▶ **What is being asked**: Show the lines below that contain the string "Smooth".

[App and web page records]
((

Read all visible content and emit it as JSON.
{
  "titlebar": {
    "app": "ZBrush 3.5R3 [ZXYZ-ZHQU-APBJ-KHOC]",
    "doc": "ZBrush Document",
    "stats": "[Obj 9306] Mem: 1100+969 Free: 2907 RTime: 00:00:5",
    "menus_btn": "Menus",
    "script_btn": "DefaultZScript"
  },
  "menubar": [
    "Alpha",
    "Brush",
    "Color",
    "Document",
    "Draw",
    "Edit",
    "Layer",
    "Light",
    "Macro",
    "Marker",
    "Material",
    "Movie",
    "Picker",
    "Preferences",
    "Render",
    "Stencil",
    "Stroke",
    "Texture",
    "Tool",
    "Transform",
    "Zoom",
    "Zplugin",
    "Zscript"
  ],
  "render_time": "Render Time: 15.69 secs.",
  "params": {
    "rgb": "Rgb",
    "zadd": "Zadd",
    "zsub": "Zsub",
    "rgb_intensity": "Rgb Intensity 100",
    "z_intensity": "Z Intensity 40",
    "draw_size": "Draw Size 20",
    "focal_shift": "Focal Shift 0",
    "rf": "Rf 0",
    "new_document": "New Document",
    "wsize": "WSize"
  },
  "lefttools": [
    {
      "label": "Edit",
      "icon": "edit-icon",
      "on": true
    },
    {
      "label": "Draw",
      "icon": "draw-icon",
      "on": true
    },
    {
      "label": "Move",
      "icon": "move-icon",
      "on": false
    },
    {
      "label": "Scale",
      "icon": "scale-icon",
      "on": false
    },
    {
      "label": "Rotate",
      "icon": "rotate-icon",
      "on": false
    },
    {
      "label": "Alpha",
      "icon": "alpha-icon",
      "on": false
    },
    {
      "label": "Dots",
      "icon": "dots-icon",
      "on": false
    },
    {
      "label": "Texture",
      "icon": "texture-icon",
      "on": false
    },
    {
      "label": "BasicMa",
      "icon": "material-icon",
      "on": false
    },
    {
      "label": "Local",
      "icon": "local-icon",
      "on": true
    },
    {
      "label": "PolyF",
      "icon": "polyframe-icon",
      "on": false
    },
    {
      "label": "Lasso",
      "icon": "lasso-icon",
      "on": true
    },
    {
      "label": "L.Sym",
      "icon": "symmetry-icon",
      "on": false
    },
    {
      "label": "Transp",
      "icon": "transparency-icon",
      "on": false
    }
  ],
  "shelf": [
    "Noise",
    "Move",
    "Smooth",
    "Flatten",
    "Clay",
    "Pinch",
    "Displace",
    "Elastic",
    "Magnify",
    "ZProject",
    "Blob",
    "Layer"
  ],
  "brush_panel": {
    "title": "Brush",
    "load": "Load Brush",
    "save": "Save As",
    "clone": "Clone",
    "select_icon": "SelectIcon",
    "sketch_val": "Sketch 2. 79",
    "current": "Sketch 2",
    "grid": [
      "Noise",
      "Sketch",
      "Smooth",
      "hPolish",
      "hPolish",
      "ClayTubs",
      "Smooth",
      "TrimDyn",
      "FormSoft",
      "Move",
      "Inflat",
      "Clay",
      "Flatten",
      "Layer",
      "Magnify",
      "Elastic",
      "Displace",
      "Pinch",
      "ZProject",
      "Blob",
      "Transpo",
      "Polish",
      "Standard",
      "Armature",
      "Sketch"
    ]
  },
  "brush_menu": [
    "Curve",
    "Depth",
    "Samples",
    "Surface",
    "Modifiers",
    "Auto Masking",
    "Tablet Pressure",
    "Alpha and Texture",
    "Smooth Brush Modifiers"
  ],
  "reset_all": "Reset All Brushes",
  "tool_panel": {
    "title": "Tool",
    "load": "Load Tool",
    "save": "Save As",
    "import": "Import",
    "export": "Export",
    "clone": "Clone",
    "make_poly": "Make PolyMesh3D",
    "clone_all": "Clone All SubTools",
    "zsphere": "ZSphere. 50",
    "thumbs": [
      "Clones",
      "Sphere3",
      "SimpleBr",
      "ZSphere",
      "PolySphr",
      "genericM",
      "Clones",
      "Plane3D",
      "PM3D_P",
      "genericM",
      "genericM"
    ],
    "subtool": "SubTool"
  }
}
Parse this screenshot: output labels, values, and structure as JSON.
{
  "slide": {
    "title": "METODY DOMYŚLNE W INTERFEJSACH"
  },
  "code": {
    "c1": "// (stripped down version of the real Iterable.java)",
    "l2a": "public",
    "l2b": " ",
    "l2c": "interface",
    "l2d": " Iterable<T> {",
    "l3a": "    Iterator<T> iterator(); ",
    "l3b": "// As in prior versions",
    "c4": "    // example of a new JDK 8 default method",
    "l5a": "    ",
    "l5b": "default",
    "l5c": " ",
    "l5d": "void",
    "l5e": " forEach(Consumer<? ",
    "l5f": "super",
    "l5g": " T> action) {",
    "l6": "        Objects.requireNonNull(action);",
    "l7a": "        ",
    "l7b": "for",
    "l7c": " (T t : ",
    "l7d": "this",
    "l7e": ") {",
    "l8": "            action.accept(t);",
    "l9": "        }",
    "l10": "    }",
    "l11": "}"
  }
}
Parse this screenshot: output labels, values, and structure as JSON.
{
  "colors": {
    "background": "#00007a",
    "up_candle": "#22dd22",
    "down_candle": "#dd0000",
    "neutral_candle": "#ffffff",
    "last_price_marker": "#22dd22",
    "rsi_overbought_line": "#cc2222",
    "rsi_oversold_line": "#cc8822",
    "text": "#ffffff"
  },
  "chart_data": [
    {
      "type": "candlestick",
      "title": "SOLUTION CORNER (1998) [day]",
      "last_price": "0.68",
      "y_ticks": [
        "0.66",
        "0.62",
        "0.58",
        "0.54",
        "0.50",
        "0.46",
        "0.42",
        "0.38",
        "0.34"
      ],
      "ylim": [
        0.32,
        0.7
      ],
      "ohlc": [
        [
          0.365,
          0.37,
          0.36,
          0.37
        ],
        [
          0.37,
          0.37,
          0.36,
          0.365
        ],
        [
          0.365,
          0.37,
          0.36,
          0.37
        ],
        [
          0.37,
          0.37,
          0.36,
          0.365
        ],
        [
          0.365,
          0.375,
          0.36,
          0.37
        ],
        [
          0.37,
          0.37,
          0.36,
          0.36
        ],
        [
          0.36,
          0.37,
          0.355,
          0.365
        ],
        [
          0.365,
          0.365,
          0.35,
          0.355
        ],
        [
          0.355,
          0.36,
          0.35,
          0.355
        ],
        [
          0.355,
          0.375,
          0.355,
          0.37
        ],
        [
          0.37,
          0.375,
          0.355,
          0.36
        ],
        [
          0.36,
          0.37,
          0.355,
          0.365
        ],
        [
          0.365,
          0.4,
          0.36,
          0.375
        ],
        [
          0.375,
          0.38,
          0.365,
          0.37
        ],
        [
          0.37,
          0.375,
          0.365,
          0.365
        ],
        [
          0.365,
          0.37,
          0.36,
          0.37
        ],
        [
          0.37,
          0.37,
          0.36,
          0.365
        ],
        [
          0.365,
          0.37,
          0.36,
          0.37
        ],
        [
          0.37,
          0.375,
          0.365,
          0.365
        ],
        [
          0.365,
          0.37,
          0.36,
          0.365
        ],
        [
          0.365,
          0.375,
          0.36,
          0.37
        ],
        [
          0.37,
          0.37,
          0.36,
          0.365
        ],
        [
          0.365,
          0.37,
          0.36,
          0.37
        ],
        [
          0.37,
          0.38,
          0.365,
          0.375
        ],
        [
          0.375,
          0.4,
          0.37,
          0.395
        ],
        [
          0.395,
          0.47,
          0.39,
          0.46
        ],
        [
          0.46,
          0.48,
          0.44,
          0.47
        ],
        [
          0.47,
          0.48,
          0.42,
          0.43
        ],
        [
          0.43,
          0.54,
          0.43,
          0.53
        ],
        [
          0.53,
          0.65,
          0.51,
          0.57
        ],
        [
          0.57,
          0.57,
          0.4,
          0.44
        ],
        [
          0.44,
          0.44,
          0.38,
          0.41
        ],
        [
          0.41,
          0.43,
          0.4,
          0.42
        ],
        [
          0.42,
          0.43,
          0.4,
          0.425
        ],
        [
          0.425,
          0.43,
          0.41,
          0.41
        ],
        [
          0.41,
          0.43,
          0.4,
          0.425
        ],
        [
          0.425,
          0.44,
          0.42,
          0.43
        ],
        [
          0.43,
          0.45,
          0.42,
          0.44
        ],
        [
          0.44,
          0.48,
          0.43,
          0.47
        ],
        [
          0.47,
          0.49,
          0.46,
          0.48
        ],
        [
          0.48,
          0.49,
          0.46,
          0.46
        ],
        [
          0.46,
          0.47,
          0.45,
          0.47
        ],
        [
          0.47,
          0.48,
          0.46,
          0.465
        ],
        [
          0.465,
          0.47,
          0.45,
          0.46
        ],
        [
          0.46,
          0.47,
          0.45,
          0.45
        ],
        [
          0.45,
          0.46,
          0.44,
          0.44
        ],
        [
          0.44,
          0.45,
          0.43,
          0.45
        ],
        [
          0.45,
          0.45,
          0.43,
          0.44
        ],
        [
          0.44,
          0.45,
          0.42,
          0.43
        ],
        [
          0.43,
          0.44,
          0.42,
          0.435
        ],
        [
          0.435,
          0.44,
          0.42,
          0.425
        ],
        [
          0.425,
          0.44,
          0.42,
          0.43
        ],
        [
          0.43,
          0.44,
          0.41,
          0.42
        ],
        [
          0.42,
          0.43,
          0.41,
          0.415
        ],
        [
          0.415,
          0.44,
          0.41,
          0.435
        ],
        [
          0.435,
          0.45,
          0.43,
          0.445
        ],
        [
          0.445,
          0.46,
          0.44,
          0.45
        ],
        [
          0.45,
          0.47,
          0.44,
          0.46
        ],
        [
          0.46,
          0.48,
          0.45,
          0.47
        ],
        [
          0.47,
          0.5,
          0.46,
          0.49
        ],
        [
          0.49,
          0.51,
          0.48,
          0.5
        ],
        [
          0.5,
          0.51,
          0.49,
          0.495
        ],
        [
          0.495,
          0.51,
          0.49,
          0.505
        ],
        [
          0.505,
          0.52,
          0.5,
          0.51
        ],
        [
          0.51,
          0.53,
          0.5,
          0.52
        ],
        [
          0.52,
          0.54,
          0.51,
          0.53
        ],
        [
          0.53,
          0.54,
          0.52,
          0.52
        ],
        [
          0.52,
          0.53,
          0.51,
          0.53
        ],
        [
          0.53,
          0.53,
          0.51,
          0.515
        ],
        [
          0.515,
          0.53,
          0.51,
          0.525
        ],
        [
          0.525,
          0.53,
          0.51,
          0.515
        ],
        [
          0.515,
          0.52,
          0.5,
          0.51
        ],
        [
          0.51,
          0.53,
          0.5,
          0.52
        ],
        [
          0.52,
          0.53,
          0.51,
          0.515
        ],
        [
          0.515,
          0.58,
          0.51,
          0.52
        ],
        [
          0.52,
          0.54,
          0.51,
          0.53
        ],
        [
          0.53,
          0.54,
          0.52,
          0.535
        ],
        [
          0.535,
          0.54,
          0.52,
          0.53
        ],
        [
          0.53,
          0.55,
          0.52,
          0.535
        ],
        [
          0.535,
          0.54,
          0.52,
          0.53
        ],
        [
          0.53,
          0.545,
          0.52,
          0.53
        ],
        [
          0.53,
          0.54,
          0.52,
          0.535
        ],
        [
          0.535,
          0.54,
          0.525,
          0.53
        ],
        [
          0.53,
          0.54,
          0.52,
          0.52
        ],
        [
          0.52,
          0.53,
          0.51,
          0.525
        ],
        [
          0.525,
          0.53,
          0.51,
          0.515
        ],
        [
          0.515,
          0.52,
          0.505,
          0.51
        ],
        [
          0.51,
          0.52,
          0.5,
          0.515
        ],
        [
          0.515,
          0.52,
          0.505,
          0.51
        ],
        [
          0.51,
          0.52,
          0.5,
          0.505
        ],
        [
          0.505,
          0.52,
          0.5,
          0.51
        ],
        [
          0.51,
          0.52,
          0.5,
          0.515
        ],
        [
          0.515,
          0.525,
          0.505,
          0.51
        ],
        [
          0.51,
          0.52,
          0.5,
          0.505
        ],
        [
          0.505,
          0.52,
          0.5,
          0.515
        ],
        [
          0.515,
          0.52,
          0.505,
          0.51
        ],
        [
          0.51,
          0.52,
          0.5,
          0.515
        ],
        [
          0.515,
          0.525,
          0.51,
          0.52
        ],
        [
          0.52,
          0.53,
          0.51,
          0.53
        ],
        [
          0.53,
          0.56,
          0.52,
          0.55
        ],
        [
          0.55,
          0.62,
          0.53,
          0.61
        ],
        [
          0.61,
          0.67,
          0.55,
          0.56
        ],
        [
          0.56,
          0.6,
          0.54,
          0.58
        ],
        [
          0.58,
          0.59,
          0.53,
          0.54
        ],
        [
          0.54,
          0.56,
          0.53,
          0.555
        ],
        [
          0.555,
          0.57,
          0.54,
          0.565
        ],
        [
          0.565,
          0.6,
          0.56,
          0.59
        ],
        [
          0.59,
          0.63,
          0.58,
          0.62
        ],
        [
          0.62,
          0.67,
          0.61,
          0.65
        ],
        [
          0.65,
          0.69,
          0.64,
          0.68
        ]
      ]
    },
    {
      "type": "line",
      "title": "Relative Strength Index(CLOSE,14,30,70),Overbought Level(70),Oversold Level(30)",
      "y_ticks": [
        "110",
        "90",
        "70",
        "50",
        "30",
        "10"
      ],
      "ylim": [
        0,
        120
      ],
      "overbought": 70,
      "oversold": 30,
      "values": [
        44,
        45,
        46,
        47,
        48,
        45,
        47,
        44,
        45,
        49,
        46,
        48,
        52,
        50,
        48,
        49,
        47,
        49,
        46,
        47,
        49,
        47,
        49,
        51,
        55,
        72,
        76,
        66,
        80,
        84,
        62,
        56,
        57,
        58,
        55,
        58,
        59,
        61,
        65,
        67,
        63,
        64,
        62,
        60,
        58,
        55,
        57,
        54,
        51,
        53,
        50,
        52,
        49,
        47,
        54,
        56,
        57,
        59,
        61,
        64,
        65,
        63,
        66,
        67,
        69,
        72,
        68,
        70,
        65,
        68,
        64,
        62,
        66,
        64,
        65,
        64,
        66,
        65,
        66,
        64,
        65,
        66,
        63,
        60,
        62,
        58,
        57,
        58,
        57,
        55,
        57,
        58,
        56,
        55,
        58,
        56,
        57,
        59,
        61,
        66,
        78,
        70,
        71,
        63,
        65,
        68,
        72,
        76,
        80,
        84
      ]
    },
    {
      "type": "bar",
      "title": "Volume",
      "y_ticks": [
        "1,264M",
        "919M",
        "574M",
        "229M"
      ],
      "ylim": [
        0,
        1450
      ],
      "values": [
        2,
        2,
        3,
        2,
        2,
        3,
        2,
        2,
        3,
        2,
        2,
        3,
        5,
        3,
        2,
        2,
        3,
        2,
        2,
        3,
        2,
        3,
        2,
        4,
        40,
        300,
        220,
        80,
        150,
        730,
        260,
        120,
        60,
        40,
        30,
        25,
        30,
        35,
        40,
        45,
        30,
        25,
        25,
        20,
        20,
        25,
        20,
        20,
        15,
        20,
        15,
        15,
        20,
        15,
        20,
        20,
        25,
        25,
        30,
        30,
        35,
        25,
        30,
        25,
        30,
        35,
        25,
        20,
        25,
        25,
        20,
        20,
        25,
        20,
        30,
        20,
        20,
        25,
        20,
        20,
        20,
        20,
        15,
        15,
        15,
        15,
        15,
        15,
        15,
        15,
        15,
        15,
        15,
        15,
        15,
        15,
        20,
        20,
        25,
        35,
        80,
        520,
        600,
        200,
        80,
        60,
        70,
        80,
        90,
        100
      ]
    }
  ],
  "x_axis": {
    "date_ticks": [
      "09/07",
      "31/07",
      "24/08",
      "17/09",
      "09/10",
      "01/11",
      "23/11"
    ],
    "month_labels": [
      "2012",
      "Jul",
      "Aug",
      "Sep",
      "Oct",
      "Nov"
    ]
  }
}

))

▶ **Output for this task**:
    "Smooth",
      "Smooth",
      "Smooth",
    "Smooth Brush Modifiers"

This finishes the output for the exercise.